However, regular vinyl does have a  fairly short-lifespan compared with other materials so if this is a worry, you might want to consider luxury vinyl tiles (LVT flooring) instead.

"Durable, hardwearing and easy to clean, luxury vinyl flooring is the perfect choice for a dog -friendly home," says Colin Lincoln-Evans, Buyer at Tile Mountain. "It’s a versatile flooring option with loads of styles to choose from including some stunning stone and wood effect designs. 

"LVT is scratch, stain, and water-resistant, so it can be easily wiped down if your furry friends have any accidents in the house. In addition, it is soft and quiet underfoot so it will reduce the noise made by those prone to being over excited.” 

lvt flooring in living room

LVT is a wonderfully practical option, as well as being attractive. Architectural Antique Shade Oak LVT from Tile Mountain has a forgiving natural matt finish and comes with built-in underlay. It costs £27.95/m2. (Image credit: Tile Mountain)

4. Tiled floors

Not just for bathroom flooring, tiled floors are a fantastic choice for those sharing their home with a dog — cost-effective, waterproof and highly resistant to damage. They also pair well with underfloor heating.

Bear in mind that some tiles are better than others for this purpose. Natural stone tiles are a great choice as they are so durable, but they can be an expensive option and will require regular sealing to ensure they remain stain resistant. Riven finishes can also be difficult to clean.

Ceramic tiles lie at the cheaper end of the market may not be through-coloured meaning any damage will be very noticeable. Porcelain tiles tend to be more expensive than ceramic but less than natural stone — plus they are super hardwearing.

Bear in mind that glossy tiles can be rather slippery when wet so opt for a product with a textured or non-slip surface.  

patterned tiled floor in hallway

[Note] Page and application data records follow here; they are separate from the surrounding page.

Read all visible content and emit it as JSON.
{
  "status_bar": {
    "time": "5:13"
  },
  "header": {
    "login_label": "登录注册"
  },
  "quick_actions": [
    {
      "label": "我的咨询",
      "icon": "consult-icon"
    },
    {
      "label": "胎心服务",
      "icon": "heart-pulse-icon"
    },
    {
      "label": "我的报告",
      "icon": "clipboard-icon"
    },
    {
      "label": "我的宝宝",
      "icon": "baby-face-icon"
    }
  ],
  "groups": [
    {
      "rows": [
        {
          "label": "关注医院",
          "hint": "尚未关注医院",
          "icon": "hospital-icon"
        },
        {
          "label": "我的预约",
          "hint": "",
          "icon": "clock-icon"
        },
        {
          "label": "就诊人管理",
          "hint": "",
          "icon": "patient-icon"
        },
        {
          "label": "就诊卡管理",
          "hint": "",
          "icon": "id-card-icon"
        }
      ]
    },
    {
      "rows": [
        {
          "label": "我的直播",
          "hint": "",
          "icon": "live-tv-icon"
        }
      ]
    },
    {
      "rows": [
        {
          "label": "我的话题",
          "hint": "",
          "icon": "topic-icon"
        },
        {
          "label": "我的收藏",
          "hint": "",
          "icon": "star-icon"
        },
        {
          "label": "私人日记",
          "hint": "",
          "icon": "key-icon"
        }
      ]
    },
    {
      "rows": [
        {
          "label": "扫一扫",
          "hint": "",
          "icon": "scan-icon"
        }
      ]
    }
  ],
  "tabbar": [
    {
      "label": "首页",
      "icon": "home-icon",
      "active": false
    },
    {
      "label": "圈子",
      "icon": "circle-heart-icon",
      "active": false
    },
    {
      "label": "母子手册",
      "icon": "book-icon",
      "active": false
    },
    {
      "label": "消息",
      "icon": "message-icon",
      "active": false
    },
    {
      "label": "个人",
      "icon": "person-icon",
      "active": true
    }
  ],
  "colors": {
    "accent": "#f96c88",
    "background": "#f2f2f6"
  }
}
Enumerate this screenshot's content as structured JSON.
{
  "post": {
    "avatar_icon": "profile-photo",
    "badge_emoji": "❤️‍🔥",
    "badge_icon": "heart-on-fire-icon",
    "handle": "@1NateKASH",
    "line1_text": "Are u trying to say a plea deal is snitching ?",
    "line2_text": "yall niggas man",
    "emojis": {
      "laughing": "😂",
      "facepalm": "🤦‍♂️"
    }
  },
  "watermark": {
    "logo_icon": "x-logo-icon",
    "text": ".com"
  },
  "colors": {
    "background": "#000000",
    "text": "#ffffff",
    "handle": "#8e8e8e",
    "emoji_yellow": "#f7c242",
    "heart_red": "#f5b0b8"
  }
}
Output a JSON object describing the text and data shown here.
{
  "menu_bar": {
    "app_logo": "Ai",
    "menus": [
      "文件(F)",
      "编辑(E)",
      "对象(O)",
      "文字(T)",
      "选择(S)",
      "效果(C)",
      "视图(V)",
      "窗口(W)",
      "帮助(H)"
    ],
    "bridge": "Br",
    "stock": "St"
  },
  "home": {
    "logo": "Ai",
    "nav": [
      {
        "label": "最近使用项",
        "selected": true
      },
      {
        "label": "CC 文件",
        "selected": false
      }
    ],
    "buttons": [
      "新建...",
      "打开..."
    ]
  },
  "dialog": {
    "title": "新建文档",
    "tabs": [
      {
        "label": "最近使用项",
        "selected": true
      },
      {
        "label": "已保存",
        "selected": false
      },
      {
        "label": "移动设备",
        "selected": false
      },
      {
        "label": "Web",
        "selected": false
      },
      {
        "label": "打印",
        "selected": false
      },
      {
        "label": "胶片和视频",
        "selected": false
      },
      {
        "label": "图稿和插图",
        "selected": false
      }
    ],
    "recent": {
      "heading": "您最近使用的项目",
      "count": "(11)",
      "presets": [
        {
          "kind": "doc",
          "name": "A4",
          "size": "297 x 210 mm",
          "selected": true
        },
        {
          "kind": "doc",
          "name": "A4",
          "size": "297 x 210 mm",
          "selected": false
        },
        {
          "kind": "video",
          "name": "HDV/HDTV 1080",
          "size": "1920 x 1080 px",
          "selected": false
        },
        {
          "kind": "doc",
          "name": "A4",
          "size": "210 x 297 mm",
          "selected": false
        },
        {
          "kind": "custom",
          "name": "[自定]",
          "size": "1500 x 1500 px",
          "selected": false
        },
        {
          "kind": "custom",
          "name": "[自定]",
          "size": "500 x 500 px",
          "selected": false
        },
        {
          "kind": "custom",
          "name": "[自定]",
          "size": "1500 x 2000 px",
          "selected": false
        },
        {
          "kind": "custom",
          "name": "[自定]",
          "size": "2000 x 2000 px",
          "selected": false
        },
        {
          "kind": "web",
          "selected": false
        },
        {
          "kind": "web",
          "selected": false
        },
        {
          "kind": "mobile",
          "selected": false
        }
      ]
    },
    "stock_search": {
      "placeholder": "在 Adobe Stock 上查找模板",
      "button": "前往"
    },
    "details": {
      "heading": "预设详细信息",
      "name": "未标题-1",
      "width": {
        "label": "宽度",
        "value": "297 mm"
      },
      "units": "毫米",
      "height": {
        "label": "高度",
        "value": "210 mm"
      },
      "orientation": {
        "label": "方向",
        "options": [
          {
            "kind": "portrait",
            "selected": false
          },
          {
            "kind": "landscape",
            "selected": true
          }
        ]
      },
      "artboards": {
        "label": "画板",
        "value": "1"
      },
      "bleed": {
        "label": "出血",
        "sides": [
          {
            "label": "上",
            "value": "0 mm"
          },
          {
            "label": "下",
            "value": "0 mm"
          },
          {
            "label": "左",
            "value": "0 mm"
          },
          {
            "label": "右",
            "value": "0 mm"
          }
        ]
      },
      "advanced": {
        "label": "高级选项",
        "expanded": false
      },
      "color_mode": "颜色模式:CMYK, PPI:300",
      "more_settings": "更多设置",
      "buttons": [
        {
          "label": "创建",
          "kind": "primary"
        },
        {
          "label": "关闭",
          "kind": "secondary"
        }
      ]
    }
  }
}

Stone, porcelain and ceramic tiled floors are all popular options for people keen to install an easy-to-clean and maintain flooring. Victoriana Blakeney Marron Wall And Floor Tiles from Tile Mountain are made from ceramic — their intricate pattern hides dirt well. £25.99/m2. (Image credit: Tile Mountain)

5. Polished concrete

Polished concrete not only looks ultra stylish but is actually also a really practical choice for dog owners. 

Polished concrete is as just about as hardwearing as flooring comes, plus it is easy to clean and won't become slippery when wet.

On the downside, it is a fairly expensive option and is very tricky to install on a DIY basis. 

polished concrete floor in contemporary living room

Polished concrete not only looks sleek and stylish, but it is also a low maintenance option for pet owners.  (Image credit: Rory Gardiner)

6. Pet-friendly carpet choices

While carpet might not be an obviously pet-friendly choice of flooring, certain types of carpet are well worth consideration, particularly if you are keen to fit something soft underfoot.

It is often suggested that polypropylene carpets are best for homes with pets as they offer good resistance to dirt and are hardwearing. You should also avoid any carpets with a deep or looped pile as claws can get caught and snag them — cut pile is perfect.   

You should also take time to consider the best colour carpet — white and cream is obviously going to show up dirt fast. You might also like to consider the colour of your dog's fur — a dark carpet and a white pooch are never going to be friends. 

stripy carpet in living room

Choosing a cut pile carpet in a pattern or colour that will hide dirt well is key to living happily with soft floors and pets. Carpetright's AW21 Soho Stripe Carpet, in Kingston, costing £46.39/m2, would be a good option.  (Image credit: Carpetright)
Natasha Brinsmead

Natasha is Homebuilding & Renovating’s Associate Content Editor and has been a member of the team for over two decades. An experienced journalist and renovation expert, she has written for a number of homes titles. Over the years Natasha has renovated and carried out a side extension to a Victorian terrace. She is currently living in the rural Edwardian cottage she renovated and extended on a largely DIY basis, living on site for the duration of the project. She is now looking for her next project — something which is proving far harder than she thought it would be.